Alan Dell

Commentary | Area sports optimists see opportunity in every difficulty


Every winning team needs a resident optimist. It goes along with the thinking that pessimists see difficulty in every opportunity and optimists see opportunity in every difficulty.

It's also better for your health. Optimists live longer and are generally happier.

Optimists are not hard to spot. You can recognize them through their words and actions or a combination of both. They make people around them feel better about themselves.

Longtime Manatee High football assistant Dennis Stallard is one.

He has been a special-teams coach for the Hurricanes since before the current players were in diapers.

It's not a job most coaches covet. Coaching special teams is hard. You don't get much credit, and is there anything worse than having an opponent run back a punt or kickoff for a touchdown? Most fans want to take down the coach.

But Stallard has a unique perspective, thanks to his optimism.

"The advantage of coaching special teams is that I get to know all the guys," Stallard says. "Most coaches are very familiar with just their position players, but I get to work with so many guys."

Stallard started coaching in Orlando, coached at Southeast in the late 1980s and came to Manatee in 1993. It doesn't seem as if he will ever leave because his optimism wouldn't allow it.

"I was wired to do this and feel very blessed to live in paradise, which is Bradenton," Stallard says. "I have a great job teaching accounting and doing the jobs program. And I am terrible at golf and don't fish, so if I were to retire I would have no idea of what to do."

He also shares his hope in many ways. Including the Beyond the X's and O's program he helped start at Manatee. It emphasizes character building.

Willie Taggart

The optimism for Willie Taggart was evident the first day he showed up for Manatee High football practice as a scrawny kid determined to win the quarterback job. He took the Canes to a state title in '92 and state final in '93 and went on to become an All-American at Western Kentucky.

Now he is head football coach at USF, a job not for those easily intimidated.

In 2007 as an assistant coach at Stanford, Taggart made headlines when he said the 41-point underdog Cardinal would beat USC, which it did in a game considered the biggest upset in college football history.

Some said he was in

sane, the same accusation leveled at former San Francisco 49ers coach Jim Harbaugh, under whom Taggart worked at Stanford.

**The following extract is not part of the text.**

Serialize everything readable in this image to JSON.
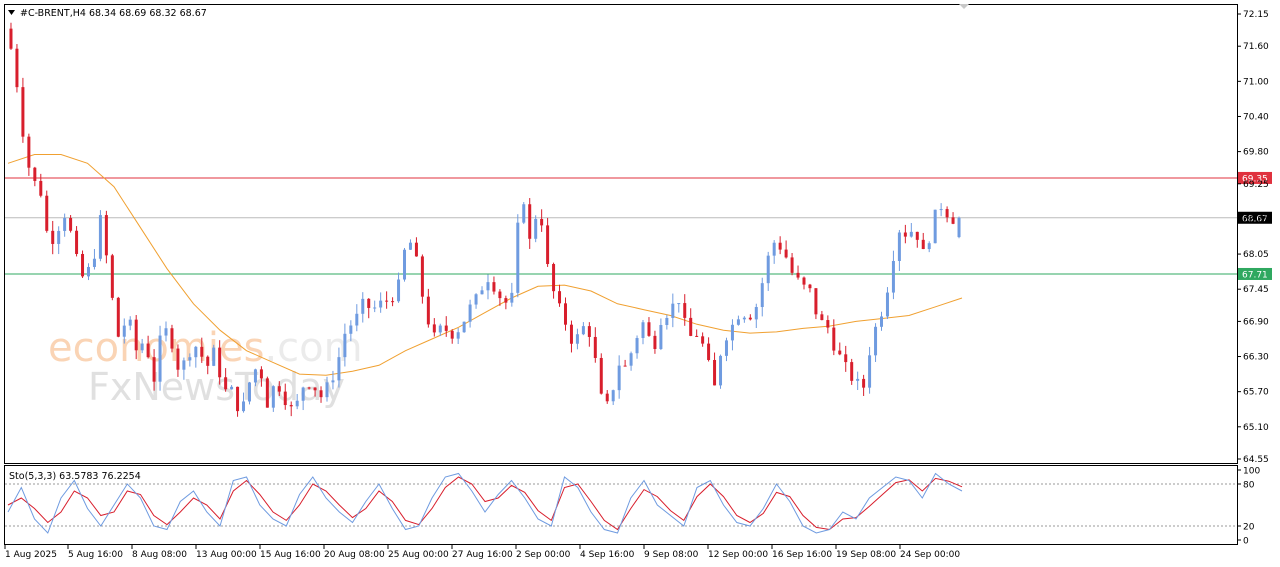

Now isn't that ironic, considering Harbaugh's success with the 49ers.

Taggart has showed he is not afraid to push the envelope and challenge the norm. It's something you can't do unless your cup is half full.

In 2012, WKU upset rival Kentucky 32-31 in overtime, thanks to a two-point conversion that had a Hilltoppers receiver catch a lateral and throw a pass back to the quarterback. They were down 31-30, and if it failed WKU would've lost and Taggart would've borne the brunt of the criticism.

He is a target for some disenchanted, inpatient USF fans. They don't understand the mess he inherited from the Skip Holtz regime cannot be fixed so quickly. This is not Alabama or Ohio State.

Taggart lives by the credo optimists see the big picture, and that involves an element of patience. Pessimists don't have that patience because they see doom that must be avoided at all costs.

Willie McNeal

It's not certain whether the Tampa Bay Bucs will invite Willie McNeal back for another look after his recent workout for the team, but that shouldn't deter the former Braden River football player from being among the area's all-time optimists.

He was virtually homeless in high school, living off sardines and canned foods for long stretches. But he refused to allow circumstances to dictate his life and is working on his master's degree.

Dick Vitale

With his fundraising efforts for pediatric cancer research, Vitale has created an army of optimists who despite setbacks see hope at the end of the tunnel for those kids.

It would be impossible to list all the optimists who made an impact in our area, but these four are deserving of mention.

Alan Dell, Herald sports writer, can be reached at 941-745-7056. Follow him on Twitter @ADellSports.